Did Yuriko Koike just give Abenomics a second lease on life?

The emergency Liberal Democratic Party meeting on Monday morning said everything about Koike's resounding victory a day earlier. The wallop metropolitan assembly candidates favored by Tokyo's first female governor delivered to Prime Minister Abe's party is a big deal. It could have national implications, just as a similar thumping presaged the LDP losing power in 2009. Koike is now, more than ever, a threat to Abe's prime ministership.

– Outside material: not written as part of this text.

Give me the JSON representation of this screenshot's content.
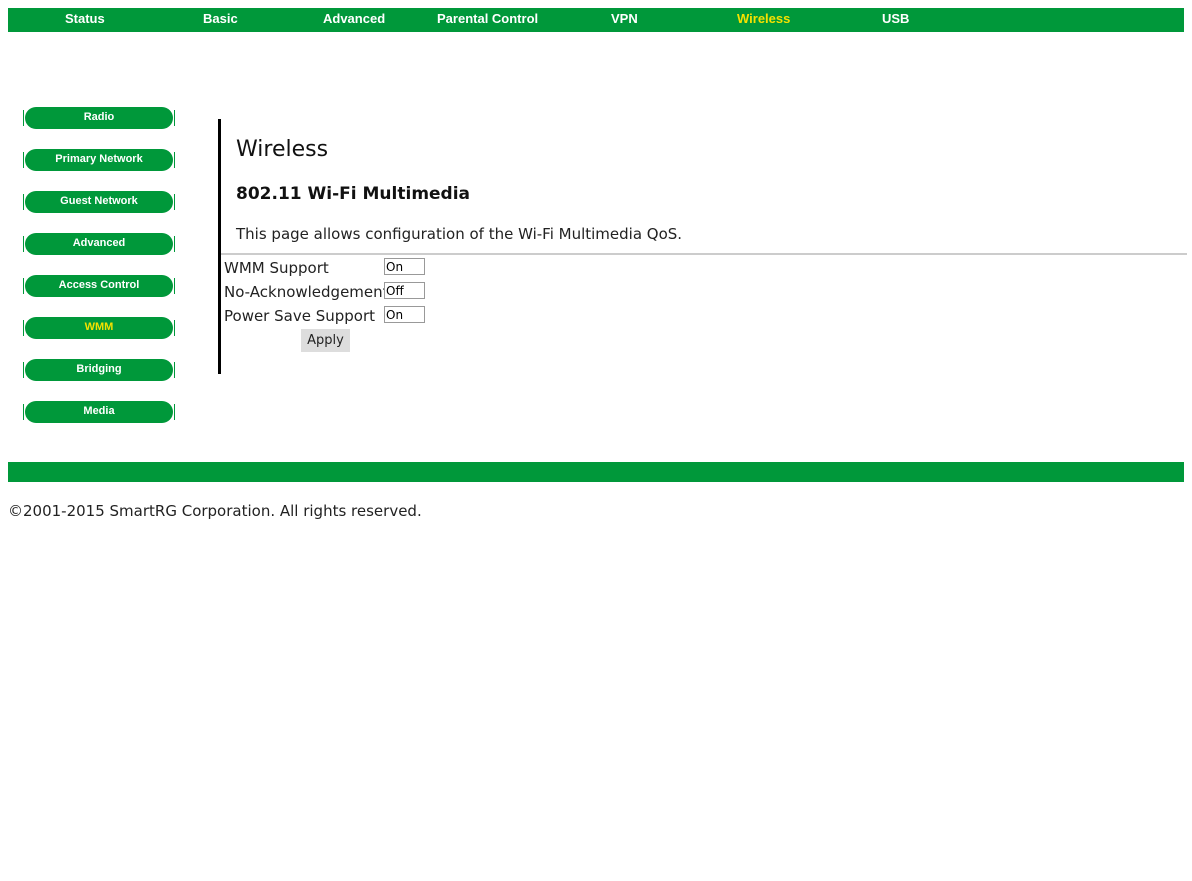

But I've learned the perils of underestimating Abe. Few of us longtime Tokyo scribes thought he'd be back after his dreadful first 2006-2007 stint as leader. I've marveled, too, at Abe's public-relations skills, selling a weaker yen and a few modest regulatory tweaks as Japan's Reagan/Thatcher moment. The same goes for his often gravity-defying support rates. Then again, Koike's win mean may signal Teflon Abe is no more. A factoid worth considering: Sunday's turnout was almost as high as in 1993, the only other time the LDP lost power.